Only the lines containing "this" belong in the answer; find them in the material below.

____________________

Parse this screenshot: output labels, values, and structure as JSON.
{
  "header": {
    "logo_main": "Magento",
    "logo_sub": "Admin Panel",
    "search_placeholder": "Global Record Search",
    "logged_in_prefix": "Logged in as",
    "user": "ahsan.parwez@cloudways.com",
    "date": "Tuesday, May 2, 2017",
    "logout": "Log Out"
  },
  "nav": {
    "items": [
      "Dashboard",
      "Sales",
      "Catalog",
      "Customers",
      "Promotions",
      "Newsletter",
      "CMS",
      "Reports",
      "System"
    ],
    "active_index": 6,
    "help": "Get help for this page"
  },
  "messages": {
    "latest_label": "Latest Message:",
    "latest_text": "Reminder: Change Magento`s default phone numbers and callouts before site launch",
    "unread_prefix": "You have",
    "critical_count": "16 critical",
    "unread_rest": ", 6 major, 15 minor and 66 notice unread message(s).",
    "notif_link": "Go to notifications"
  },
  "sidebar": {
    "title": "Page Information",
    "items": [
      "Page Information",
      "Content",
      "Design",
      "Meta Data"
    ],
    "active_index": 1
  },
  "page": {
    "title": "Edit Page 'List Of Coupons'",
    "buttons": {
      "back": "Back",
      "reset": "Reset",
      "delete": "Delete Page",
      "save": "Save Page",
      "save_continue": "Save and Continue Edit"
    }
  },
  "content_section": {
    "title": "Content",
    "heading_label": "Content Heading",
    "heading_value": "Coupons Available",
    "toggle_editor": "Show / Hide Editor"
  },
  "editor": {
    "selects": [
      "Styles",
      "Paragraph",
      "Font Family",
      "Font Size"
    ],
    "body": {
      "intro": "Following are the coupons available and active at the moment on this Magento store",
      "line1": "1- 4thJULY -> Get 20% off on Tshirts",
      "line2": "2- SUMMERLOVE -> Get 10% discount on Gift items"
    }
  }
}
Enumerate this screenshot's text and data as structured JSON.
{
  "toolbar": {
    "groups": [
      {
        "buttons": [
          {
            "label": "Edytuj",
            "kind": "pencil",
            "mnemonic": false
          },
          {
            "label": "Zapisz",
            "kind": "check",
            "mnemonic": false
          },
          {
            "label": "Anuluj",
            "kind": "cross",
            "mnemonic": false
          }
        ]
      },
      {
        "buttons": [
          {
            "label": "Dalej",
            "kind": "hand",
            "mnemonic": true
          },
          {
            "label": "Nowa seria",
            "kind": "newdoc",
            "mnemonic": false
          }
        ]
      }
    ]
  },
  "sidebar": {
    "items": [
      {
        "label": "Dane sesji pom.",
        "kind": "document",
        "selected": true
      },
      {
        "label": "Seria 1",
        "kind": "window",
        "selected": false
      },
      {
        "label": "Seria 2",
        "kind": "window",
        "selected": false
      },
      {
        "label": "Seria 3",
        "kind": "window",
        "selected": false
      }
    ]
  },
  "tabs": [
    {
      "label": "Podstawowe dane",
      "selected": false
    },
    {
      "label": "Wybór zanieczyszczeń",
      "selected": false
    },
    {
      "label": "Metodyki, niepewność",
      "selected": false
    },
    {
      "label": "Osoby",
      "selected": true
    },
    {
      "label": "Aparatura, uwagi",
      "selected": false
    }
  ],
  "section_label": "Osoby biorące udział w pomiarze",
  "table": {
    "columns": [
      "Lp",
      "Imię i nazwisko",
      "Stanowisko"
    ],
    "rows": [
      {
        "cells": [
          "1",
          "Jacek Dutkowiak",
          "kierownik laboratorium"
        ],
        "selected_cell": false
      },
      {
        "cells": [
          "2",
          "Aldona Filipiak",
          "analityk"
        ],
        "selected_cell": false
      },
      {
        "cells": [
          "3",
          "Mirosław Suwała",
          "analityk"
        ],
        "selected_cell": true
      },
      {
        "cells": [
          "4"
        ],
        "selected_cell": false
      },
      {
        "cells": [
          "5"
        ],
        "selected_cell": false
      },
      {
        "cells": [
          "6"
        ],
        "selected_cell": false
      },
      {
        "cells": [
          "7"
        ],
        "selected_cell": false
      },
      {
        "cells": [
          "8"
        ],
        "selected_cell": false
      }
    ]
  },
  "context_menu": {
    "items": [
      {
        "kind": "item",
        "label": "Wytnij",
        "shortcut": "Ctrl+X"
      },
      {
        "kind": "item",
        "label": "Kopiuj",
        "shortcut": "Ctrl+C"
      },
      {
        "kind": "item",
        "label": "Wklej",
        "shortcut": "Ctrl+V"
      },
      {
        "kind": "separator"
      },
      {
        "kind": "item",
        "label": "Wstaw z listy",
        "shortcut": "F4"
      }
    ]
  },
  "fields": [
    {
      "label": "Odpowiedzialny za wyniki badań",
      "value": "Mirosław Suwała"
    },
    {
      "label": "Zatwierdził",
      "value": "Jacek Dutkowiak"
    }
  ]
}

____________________

• [Response to the exercise]
Parse this screenshot: output labels, values, and structure as JSON.
    "help": "Get help for this page"
      "intro": "Following are the coupons available and active at the moment on this Magento store",
Enumerate this screenshot's text and data as structured JSON.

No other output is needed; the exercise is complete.